Today’s post my mother’s turn to medical hospice is by former Christian Scientist B.C.D.
This is the story about my mother’s turn to medical hospice in the final weeks of her life. She is not alive to tell the story herself, but I believe she would approve my account of it here.
My mother (her name is Ruth) was a devoted, life-long Christian Scientist who practiced “radical reliance.” She would tell you that she experienced many wonderful healings in Christian Science.
In her mid-80s, Mother began experiencing worrisome symptoms that did not yield to Christian Science treatment. She worked diligently to heal the problem, and she had the help of one, and then another, Christian Science practitioner. In time, her condition worsened to the point that she could not eat, and she decided to admit herself into a Christian Science nursing facility.
Her condition deteriorated and she finally acknowledged that she was not going to “meet” the problem and that she would “pass on.” Mother was not afraid of dying, but she was disappointed in herself: She had sometimes said that “Christian Scientists should not get sick and die”; rather, she believed that when the time came to die they should demonstrate a quick and painless passing from a healthy human state to their next plane of existence. But that’s not how it worked out in her case.
The Christian Science nursing staff at the sanatorium made no adjustments to my mother’s care as her distress, exhaustion, and pain increased. They continued to place a full tray of food in front of her three times a day even though she could not keep any food down. Neither could she sleep. My brother and I smuggled some sleeping pills to her, which she was grateful to have.
One morning she telephoned begging me to transfer her to a medical hospice. Later that day, I and a social worker from the hospice accompanied an ambulance to the Christian Science nursing facility to accomplish her move. The director was at first reluctant to release her, but after discussion she was allowed to leave.
Mother was admitted to the hospice and was made comfortable in a room by a medical nurse. The attending physician came by to interview her and explain what care they would provide to ease her through the death process. Mother asked a few questions and seemed satisfied. After the physician left, she turned to me and said, “These people are so much more professional” (those are her exact words). Mother died peacefully under palliative medical care about two weeks later.

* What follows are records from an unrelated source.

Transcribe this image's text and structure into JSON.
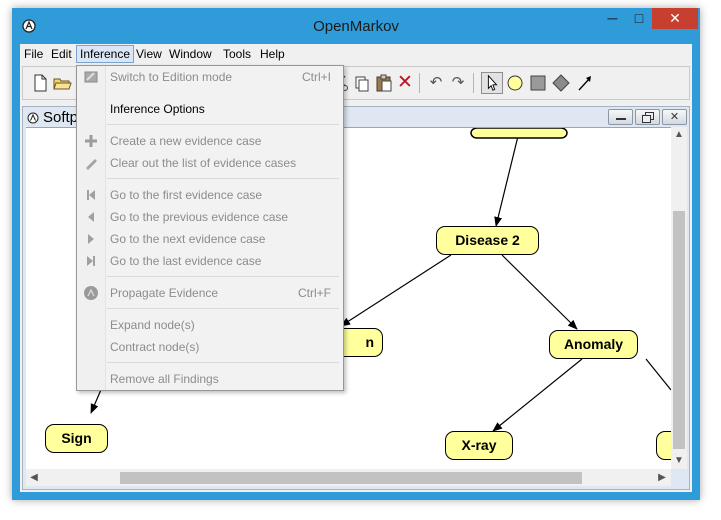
{
  "window": {
    "title": "OpenMarkov",
    "minimize_glyph": "─",
    "maximize_glyph": "□",
    "close_glyph": "✕"
  },
  "menubar": {
    "items": [
      "File",
      "Edit",
      "Inference",
      "View",
      "Window",
      "Tools",
      "Help"
    ],
    "active": "Inference"
  },
  "toolbar": {
    "buttons": [
      "new-file-icon",
      "open-folder-icon",
      "save-icon",
      "cut-icon",
      "copy-icon",
      "paste-icon",
      "delete-icon",
      "undo-icon",
      "redo-icon",
      "select-pointer-icon",
      "chance-node-icon",
      "decision-node-icon",
      "utility-node-icon",
      "link-arrow-icon"
    ],
    "delete_glyph": "✕",
    "undo_glyph": "↶",
    "redo_glyph": "↷"
  },
  "internal_frame": {
    "title": "Softp"
  },
  "inference_menu": {
    "items": [
      {
        "label": "Switch to Edition mode",
        "shortcut": "Ctrl+I",
        "enabled": false,
        "icon": "edition-mode-icon"
      },
      {
        "label": "Inference Options",
        "shortcut": "",
        "enabled": true,
        "icon": ""
      },
      {
        "label": "Create a new evidence case",
        "shortcut": "",
        "enabled": false,
        "icon": "plus-icon"
      },
      {
        "label": "Clear out the list of evidence cases",
        "shortcut": "",
        "enabled": false,
        "icon": "eraser-icon"
      },
      {
        "label": "Go to the first evidence case",
        "shortcut": "",
        "enabled": false,
        "icon": "first-icon"
      },
      {
        "label": "Go to the previous evidence case",
        "shortcut": "",
        "enabled": false,
        "icon": "previous-icon"
      },
      {
        "label": "Go to the next evidence case",
        "shortcut": "",
        "enabled": false,
        "icon": "next-icon"
      },
      {
        "label": "Go to the last evidence case",
        "shortcut": "",
        "enabled": false,
        "icon": "last-icon"
      },
      {
        "label": "Propagate Evidence",
        "shortcut": "Ctrl+F",
        "enabled": false,
        "icon": "propagate-icon"
      },
      {
        "label": "Expand node(s)",
        "shortcut": "",
        "enabled": false,
        "icon": ""
      },
      {
        "label": "Contract node(s)",
        "shortcut": "",
        "enabled": false,
        "icon": ""
      },
      {
        "label": "Remove all Findings",
        "shortcut": "",
        "enabled": false,
        "icon": ""
      }
    ]
  },
  "network": {
    "nodes": {
      "disease2": "Disease 2",
      "anomaly": "Anomaly",
      "sign": "Sign",
      "xray": "X-ray",
      "partial_left": "n"
    }
  },
  "colors": {
    "node_fill": "#ffff9c",
    "titlebar": "#2f9bd9",
    "close_button": "#c7402f",
    "menu_active": "#dae6f5"
  }
}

Mother remained committed to Christian Science to the end. In her view, her turn to palliative medical care in her final days was consistent with Mary Baker Eddy’s provision for relief from extreme pain as stated in “Science and Health” (p. 464). As I reflect on her experience, I am at a loss to understand how the Christian Science community can avert its eyes from the suffering of their faithful members as they go through the human death process.